[Prompt]: When a line below contains the word "with", copy that line.
-- Source information follows --
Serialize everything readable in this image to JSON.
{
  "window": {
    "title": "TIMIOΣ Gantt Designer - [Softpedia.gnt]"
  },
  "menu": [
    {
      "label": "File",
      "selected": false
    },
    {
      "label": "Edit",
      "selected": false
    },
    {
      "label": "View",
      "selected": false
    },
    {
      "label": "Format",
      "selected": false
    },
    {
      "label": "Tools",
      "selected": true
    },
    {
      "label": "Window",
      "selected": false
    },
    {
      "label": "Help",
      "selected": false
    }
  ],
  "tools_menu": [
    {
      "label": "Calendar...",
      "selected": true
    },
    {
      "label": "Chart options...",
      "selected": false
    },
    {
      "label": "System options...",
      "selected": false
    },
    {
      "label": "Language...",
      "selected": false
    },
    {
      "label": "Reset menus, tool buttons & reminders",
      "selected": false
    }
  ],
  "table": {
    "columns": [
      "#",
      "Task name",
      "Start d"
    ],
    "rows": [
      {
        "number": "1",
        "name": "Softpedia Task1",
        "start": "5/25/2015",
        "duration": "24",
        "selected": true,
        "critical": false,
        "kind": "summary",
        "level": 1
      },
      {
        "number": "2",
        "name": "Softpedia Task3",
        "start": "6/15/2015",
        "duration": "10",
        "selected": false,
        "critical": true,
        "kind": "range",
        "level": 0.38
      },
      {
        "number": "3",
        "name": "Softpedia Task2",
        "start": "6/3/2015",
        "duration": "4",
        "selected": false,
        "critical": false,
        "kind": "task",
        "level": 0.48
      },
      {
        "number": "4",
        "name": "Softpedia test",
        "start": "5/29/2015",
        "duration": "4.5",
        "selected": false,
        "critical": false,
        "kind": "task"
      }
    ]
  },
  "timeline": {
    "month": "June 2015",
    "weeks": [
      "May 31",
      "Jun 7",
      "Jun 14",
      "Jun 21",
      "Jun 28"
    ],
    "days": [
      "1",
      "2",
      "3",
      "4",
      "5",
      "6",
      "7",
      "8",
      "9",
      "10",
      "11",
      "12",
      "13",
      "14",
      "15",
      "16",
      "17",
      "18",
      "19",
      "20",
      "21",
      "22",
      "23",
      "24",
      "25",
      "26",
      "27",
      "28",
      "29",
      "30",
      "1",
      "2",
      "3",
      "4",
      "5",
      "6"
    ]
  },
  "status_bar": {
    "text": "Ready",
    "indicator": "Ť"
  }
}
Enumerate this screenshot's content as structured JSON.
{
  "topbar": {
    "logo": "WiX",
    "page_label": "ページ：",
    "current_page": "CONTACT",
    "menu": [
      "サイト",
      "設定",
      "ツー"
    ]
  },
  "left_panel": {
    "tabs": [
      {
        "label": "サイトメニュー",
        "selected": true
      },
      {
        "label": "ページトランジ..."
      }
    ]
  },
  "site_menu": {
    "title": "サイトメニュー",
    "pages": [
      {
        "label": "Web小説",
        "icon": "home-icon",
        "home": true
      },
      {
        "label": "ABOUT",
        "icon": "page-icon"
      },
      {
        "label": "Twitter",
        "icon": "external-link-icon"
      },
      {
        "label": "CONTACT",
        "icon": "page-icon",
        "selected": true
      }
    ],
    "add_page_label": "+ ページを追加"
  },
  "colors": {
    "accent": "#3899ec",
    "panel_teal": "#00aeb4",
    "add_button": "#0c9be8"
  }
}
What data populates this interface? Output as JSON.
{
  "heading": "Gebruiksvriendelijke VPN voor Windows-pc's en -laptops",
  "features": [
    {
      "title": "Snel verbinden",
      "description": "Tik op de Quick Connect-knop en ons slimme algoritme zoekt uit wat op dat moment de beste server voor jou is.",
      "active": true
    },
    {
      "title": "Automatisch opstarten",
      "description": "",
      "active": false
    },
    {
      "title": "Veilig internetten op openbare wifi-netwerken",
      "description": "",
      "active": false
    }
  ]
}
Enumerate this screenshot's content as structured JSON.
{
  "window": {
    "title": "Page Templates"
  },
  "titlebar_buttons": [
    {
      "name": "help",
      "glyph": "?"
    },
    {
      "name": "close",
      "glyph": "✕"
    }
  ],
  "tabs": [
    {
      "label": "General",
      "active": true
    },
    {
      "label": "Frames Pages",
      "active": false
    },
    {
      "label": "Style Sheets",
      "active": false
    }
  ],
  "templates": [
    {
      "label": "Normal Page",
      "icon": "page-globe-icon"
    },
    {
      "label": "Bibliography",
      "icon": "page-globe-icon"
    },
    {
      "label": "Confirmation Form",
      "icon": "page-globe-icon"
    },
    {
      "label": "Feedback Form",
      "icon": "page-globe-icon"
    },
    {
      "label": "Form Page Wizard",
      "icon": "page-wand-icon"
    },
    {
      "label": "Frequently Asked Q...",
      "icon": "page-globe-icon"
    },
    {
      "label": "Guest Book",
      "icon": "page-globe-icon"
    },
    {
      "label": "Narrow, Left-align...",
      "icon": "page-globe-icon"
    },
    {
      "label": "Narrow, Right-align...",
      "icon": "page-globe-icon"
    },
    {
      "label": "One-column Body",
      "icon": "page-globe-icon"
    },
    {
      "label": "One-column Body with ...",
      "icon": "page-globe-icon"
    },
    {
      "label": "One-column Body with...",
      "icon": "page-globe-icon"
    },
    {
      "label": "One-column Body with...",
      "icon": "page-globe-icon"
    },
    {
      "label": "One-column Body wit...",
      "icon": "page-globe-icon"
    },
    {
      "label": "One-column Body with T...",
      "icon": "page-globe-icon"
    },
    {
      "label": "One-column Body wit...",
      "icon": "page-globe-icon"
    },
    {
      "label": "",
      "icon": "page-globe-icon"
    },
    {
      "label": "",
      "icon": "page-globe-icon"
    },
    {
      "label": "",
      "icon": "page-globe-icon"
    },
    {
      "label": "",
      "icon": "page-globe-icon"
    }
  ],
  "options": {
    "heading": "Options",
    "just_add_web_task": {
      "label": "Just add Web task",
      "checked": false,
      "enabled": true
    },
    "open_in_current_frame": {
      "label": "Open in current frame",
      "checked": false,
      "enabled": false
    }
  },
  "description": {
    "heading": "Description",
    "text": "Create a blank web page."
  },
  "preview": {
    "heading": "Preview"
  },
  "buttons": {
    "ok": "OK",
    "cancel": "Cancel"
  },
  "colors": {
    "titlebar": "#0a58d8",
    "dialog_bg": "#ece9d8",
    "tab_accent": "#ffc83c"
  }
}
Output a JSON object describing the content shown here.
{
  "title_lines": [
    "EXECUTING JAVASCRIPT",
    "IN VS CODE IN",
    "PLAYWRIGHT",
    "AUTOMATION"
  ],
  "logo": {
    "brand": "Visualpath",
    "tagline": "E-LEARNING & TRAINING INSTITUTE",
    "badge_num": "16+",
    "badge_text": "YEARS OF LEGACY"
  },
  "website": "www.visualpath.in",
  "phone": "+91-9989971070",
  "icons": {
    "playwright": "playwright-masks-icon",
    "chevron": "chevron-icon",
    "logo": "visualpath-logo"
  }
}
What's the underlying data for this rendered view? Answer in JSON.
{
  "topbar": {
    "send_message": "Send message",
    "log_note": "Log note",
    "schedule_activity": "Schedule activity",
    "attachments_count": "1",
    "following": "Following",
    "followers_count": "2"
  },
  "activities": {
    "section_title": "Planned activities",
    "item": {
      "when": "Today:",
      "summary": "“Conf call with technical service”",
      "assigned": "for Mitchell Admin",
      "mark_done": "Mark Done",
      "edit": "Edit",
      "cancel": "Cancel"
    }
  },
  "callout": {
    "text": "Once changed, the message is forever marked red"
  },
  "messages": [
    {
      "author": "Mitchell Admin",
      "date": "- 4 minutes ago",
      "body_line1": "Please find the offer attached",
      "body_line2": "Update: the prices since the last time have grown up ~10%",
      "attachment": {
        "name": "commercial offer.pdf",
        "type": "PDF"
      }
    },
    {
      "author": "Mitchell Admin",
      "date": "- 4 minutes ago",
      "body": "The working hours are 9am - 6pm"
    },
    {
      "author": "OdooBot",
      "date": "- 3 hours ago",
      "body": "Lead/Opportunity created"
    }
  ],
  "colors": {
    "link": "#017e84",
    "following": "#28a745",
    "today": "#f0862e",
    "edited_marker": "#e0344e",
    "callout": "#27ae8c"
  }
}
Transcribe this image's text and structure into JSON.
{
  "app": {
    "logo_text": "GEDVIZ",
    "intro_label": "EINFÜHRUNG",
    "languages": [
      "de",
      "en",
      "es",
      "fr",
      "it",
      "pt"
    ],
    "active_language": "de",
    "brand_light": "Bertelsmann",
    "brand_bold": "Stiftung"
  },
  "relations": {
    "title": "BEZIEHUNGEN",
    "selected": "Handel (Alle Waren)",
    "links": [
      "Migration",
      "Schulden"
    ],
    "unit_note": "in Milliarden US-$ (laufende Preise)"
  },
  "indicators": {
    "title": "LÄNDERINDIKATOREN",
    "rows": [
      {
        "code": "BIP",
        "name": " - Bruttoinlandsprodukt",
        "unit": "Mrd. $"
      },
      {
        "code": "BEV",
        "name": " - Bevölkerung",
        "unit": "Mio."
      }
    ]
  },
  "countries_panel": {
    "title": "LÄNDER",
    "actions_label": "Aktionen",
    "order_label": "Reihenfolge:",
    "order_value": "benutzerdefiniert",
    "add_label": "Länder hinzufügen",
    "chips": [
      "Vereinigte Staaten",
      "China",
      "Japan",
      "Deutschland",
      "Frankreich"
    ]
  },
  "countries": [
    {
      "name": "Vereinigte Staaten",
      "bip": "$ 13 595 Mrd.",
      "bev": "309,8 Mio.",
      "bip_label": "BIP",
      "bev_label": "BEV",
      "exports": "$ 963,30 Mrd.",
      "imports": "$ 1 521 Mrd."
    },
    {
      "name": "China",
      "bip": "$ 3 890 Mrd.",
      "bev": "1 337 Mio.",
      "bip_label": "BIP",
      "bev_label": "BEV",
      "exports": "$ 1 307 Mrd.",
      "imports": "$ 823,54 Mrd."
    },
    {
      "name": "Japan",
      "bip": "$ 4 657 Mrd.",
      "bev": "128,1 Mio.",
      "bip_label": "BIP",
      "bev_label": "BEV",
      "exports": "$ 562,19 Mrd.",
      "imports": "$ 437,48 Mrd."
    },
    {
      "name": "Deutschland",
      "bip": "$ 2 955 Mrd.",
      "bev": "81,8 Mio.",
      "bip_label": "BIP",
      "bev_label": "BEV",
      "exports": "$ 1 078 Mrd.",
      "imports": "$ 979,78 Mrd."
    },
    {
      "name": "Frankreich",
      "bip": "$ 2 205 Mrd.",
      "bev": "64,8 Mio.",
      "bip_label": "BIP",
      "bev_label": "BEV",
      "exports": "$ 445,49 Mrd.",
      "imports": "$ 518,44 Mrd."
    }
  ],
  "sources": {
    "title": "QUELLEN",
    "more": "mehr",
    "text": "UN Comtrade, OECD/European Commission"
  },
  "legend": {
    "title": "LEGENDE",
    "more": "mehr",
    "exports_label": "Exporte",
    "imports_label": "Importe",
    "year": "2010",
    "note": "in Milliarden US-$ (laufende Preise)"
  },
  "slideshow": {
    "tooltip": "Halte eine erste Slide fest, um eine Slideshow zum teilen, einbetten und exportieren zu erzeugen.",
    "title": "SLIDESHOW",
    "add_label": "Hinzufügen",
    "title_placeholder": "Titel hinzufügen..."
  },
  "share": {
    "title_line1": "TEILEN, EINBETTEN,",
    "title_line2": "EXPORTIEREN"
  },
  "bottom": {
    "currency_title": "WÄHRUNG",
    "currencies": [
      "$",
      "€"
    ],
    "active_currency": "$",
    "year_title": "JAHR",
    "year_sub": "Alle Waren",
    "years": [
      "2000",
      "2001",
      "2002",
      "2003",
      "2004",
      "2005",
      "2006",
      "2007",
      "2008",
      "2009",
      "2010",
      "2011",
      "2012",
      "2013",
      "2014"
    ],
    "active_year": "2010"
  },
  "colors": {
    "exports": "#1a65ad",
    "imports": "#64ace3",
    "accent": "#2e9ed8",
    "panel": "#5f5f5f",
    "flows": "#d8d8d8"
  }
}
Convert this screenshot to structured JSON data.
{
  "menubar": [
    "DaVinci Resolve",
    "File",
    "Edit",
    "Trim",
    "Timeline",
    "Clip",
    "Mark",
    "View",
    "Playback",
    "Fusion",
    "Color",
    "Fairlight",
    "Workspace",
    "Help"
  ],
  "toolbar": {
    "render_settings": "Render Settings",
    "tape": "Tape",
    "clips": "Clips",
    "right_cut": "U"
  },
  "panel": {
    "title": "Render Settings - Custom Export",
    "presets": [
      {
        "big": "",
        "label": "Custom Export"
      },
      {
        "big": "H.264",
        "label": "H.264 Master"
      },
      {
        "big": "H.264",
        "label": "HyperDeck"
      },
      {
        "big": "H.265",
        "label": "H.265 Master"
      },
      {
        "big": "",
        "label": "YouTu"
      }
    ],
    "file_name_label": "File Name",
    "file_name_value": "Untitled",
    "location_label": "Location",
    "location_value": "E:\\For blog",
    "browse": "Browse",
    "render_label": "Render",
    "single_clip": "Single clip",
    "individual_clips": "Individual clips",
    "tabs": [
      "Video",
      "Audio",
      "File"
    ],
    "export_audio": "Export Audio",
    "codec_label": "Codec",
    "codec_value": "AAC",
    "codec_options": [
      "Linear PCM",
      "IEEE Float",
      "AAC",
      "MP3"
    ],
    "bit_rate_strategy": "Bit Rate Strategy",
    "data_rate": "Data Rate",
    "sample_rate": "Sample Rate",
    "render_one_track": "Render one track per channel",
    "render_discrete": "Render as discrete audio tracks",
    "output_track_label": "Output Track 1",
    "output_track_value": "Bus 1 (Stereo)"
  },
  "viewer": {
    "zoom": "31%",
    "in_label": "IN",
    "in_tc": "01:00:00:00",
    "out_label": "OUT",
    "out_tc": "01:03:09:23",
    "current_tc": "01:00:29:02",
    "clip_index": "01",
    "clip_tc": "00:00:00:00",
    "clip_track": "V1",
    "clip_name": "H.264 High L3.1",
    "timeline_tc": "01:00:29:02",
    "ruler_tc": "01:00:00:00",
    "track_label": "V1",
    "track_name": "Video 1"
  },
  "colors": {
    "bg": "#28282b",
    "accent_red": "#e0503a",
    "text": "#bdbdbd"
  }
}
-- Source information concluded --
[Answer box]:
      "label": "One-column Body with ...",
      "label": "One-column Body with...",
      "label": "One-column Body with...",
      "label": "One-column Body with T...",
      "summary": "“Conf call with technical service”",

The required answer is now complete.